I can in no way agree with the supposed squeezing out of the Russian language from social life in Ukraine. Unbiased assessments of the language situation in Ukraine and Russia show just the opposite. It is in the Russian Federation itself that the Ukrainian minority is practically deprived of its right to meet its cultural and language needs. The proof of this is in the widely-known conclusions by international organizations.
In answer to your note about the supposed Ukrainian government interference into the Orthodox Church’s affairs, I will say this. The Ukrainian leadersip respects the canons and traditions of churches and religious organizations. The church in Ukraine is separate from the state and every citizen has the right to observe any faith. At the same time, noone can forbidthe citizens to freely express their position about any issue, including religion.

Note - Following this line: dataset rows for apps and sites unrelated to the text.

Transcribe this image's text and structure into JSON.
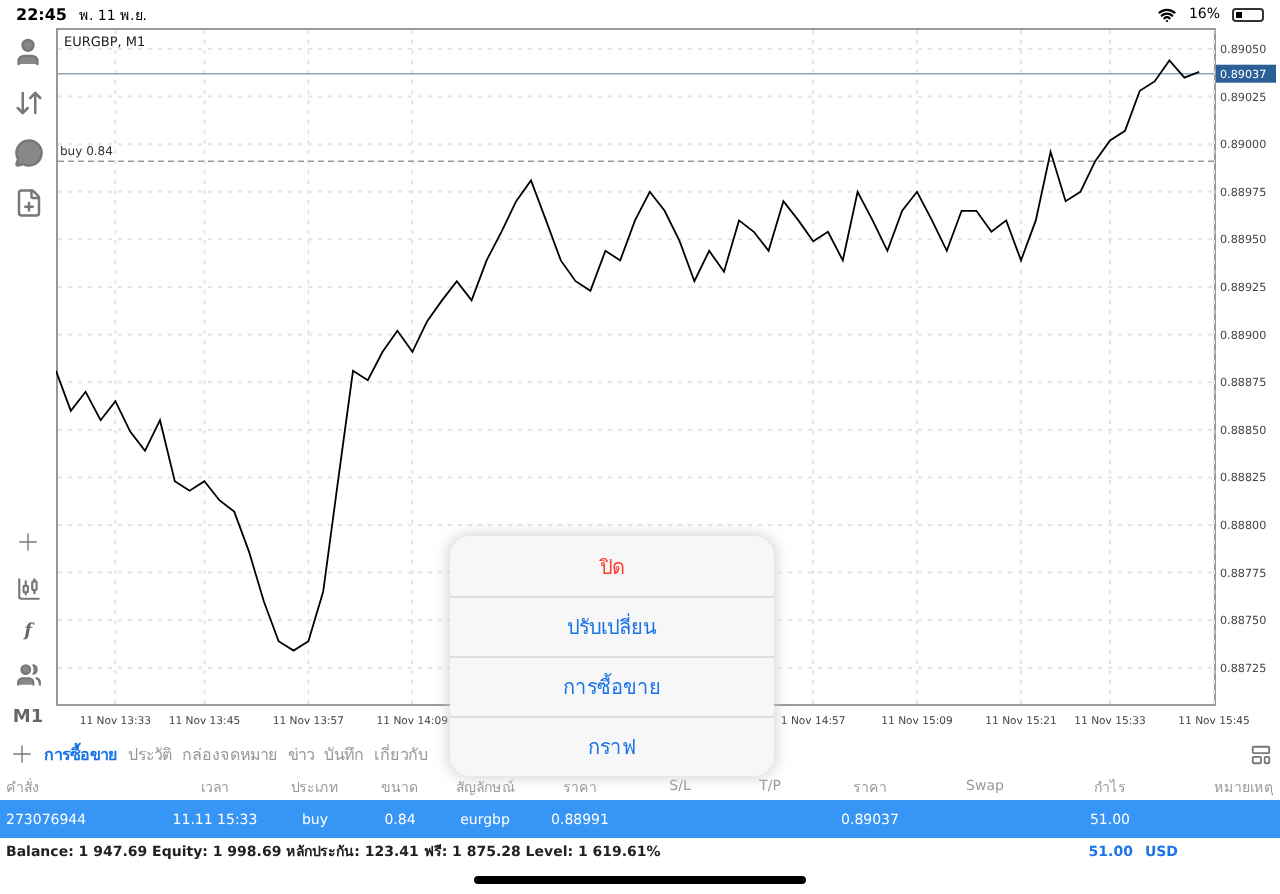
{
  "status_bar": {
    "time": "22:45",
    "date": "พ. 11 พ.ย.",
    "battery": "16%"
  },
  "left_toolbar": {
    "function_label": "f",
    "timeframe": "M1"
  },
  "chart": {
    "chart_data": {
      "type": "line",
      "title": "EURGBP, M1",
      "grid": true,
      "ylim": [
        0.88706,
        0.89061
      ],
      "categories": [
        null,
        null,
        null,
        null,
        "11 Nov 13:33",
        null,
        null,
        null,
        null,
        null,
        "11 Nov 13:45",
        null,
        null,
        null,
        null,
        null,
        null,
        "11 Nov 13:57",
        null,
        null,
        null,
        null,
        null,
        null,
        "11 Nov 14:09",
        null,
        null,
        null,
        null,
        null,
        null,
        null,
        null,
        null,
        null,
        null,
        null,
        null,
        null,
        null,
        null,
        null,
        null,
        null,
        null,
        null,
        null,
        null,
        null,
        null,
        null,
        "1 Nov 14:57",
        null,
        null,
        null,
        null,
        null,
        null,
        "11 Nov 15:09",
        null,
        null,
        null,
        null,
        null,
        null,
        "11 Nov 15:21",
        null,
        null,
        null,
        null,
        null,
        "11 Nov 15:33",
        null,
        null,
        null,
        null,
        null,
        null,
        "11 Nov 15:45"
      ],
      "yticks": [
        {
          "value": 0.8905,
          "label": "0.89050"
        },
        {
          "value": 0.89025,
          "label": "0.89025"
        },
        {
          "value": 0.89,
          "label": "0.89000"
        },
        {
          "value": 0.88975,
          "label": "0.88975"
        },
        {
          "value": 0.8895,
          "label": "0.88950"
        },
        {
          "value": 0.88925,
          "label": "0.88925"
        },
        {
          "value": 0.889,
          "label": "0.88900"
        },
        {
          "value": 0.88875,
          "label": "0.88875"
        },
        {
          "value": 0.8885,
          "label": "0.88850"
        },
        {
          "value": 0.88825,
          "label": "0.88825"
        },
        {
          "value": 0.888,
          "label": "0.88800"
        },
        {
          "value": 0.88775,
          "label": "0.88775"
        },
        {
          "value": 0.8875,
          "label": "0.88750"
        },
        {
          "value": 0.88725,
          "label": "0.88725"
        }
      ],
      "series": [
        {
          "color": "#000000",
          "values": [
            0.88881,
            0.8886,
            0.8887,
            0.88855,
            0.88865,
            0.88849,
            0.88839,
            0.88855,
            0.88823,
            0.88818,
            0.88823,
            0.88813,
            0.88807,
            0.88786,
            0.8876,
            0.88739,
            0.88734,
            0.88739,
            0.88765,
            0.88823,
            0.88881,
            0.88876,
            0.88891,
            0.88902,
            0.88891,
            0.88907,
            0.88918,
            0.88928,
            0.88918,
            0.88939,
            0.88954,
            0.8897,
            0.88981,
            0.8896,
            0.88939,
            0.88928,
            0.88923,
            0.88944,
            0.88939,
            0.8896,
            0.88975,
            0.88965,
            0.88949,
            0.88928,
            0.88944,
            0.88933,
            0.8896,
            0.88954,
            0.88944,
            0.8897,
            0.8896,
            0.88949,
            0.88954,
            0.88939,
            0.88975,
            0.8896,
            0.88944,
            0.88965,
            0.88975,
            0.8896,
            0.88944,
            0.88965,
            0.88965,
            0.88954,
            0.8896,
            0.88939,
            0.8896,
            0.88996,
            0.8897,
            0.88975,
            0.88991,
            0.89002,
            0.89007,
            0.89028,
            0.89033,
            0.89044,
            0.89035,
            0.89038,
            null
          ]
        }
      ],
      "ref_lines": [
        {
          "axis": "y",
          "value": 0.89037,
          "label": "0.89037"
        },
        {
          "axis": "y",
          "value": 0.88991,
          "label": "buy 0.84"
        }
      ]
    }
  },
  "tabs": [
    {
      "label": "การซื้อขาย",
      "selected": true
    },
    {
      "label": "ประวัติ",
      "selected": false
    },
    {
      "label": "กล่องจดหมาย",
      "selected": false
    },
    {
      "label": "ข่าว",
      "selected": false
    },
    {
      "label": "บันทึก",
      "selected": false
    },
    {
      "label": "เกี่ยวกับ",
      "selected": false
    }
  ],
  "table": {
    "columns": [
      "คำสั่ง",
      "เวลา",
      "ประเภท",
      "ขนาด",
      "สัญลักษณ์",
      "ราคา",
      "S/L",
      "T/P",
      "ราคา",
      "Swap",
      "กำไร",
      "หมายเหตุ"
    ],
    "rows": [
      {
        "selected": true,
        "cells": [
          "273076944",
          "11.11 15:33",
          "buy",
          "0.84",
          "eurgbp",
          "0.88991",
          null,
          null,
          "0.89037",
          null,
          "51.00",
          null
        ]
      }
    ]
  },
  "summary": {
    "text": "Balance: 1 947.69 Equity: 1 998.69 หลักประกัน: 123.41 ฟรี: 1 875.28 Level: 1 619.61%",
    "profit": "51.00",
    "currency": "USD"
  },
  "popup_menu": [
    {
      "label": "ปิด",
      "kind": "destructive"
    },
    {
      "label": "ปรับเปลี่ยน",
      "kind": "action"
    },
    {
      "label": "การซื้อขาย",
      "kind": "action"
    },
    {
      "label": "กราฟ",
      "kind": "action"
    }
  ]
}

As for the Ukrainian visit of Kirill, Patriarch of Moscow and all Rus, it is worth emphasizing that he voiced thanks towards our country’s leaders for the high level of his visit organization. And of course the head of the Russian Orthodox Church did not make any of the negative or critical assessments you list in your letters, which discredit the spirit of his visit. All in all, we consider [your] connection of Patriarch Kirill’s Ukrainian visit and bilateral political relations irrelevant and contrived.

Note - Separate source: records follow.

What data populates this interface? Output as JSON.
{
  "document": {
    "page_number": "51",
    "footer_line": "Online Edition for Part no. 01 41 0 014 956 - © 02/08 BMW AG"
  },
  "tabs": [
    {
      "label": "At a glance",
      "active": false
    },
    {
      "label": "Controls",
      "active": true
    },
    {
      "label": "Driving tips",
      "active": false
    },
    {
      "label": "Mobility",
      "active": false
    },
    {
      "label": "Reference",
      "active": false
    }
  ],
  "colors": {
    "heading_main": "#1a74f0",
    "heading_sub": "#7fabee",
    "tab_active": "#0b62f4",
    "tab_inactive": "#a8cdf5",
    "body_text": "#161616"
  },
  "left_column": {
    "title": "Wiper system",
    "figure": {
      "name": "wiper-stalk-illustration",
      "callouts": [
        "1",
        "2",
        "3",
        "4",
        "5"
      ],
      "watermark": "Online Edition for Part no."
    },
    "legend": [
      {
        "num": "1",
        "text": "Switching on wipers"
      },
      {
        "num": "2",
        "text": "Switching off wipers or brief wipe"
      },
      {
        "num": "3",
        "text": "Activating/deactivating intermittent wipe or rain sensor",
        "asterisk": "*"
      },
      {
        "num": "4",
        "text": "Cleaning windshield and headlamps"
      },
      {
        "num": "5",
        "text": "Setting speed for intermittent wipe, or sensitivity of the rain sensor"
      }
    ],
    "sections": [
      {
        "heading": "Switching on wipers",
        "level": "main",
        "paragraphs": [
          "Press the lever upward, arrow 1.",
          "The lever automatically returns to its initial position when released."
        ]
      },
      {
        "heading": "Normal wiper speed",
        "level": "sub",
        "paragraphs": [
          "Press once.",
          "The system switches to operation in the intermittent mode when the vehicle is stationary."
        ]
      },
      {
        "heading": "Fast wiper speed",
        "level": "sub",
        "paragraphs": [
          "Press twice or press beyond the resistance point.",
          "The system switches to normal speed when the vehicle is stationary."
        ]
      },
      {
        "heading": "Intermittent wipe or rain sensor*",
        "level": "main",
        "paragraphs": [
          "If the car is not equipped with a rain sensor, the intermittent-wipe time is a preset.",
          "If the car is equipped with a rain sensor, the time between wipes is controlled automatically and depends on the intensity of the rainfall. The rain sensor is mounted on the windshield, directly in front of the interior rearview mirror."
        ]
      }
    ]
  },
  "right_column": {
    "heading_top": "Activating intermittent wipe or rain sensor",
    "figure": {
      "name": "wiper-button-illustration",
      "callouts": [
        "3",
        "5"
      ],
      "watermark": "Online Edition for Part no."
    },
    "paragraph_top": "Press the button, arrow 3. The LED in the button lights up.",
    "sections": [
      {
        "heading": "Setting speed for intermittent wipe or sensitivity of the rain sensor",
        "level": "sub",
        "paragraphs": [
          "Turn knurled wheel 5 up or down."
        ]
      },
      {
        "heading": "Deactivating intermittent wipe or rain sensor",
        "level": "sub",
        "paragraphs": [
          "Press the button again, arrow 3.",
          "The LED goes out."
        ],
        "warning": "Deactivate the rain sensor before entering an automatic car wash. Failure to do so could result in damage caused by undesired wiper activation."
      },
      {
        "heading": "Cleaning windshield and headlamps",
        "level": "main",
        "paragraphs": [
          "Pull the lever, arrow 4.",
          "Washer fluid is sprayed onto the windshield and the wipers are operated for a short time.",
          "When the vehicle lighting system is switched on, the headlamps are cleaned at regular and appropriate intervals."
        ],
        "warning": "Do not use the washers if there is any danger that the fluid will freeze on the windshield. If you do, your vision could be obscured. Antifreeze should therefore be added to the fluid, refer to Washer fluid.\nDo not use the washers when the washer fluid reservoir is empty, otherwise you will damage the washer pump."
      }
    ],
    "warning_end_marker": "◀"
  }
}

When we look at Ukraine’s forced decision regarding two Russian diplomats, we need to underline that prior to tht step we thrice called Russia’s attention to its high-level diplomats’ illegal actions. The Ukrainian side has provided enough proof of their activities in Ukraine, which harmed Ukraine’s national interests. Furthermore, Russia’s subsequent actions towards the Ukrainian diplomats are absolutely unfounded. I hope that in the future our two states can avoid repeating such unfortunate incidents, which cloud our bilateral relations.
To conclude the above, I’d like to state my conviction that solving the existing problems in Ukrainian-Russian bilateral relations requires intensive work. That’s why the decision to delay sending a new Russian ambassador to Ukraine without doubt will not help the constructive development of our relations.
Ukraine continues to favor broad co-operation with the Russian Federation, based on mutual respect, equal rights, and maintaing a constructive dialogue including on the highest level. I have proven my readiness for dialogue at the conference table at least three times in the last year in letters adressed to you. This offer still stands today. Unfortunately, earlier replies included only an invite to the Russian President’s prize horse race and other public events. I hope that this time your reaction to it will be constructive.
I am sure of the fine future for Ukraine-Russia relations, based on deep traditions of friendship and good neighborliness between our two peoples, and obviously stronger than the interests of individual political circles and do not depend on the situational discourse of a given political moment.
Photo Credit: Sara Matos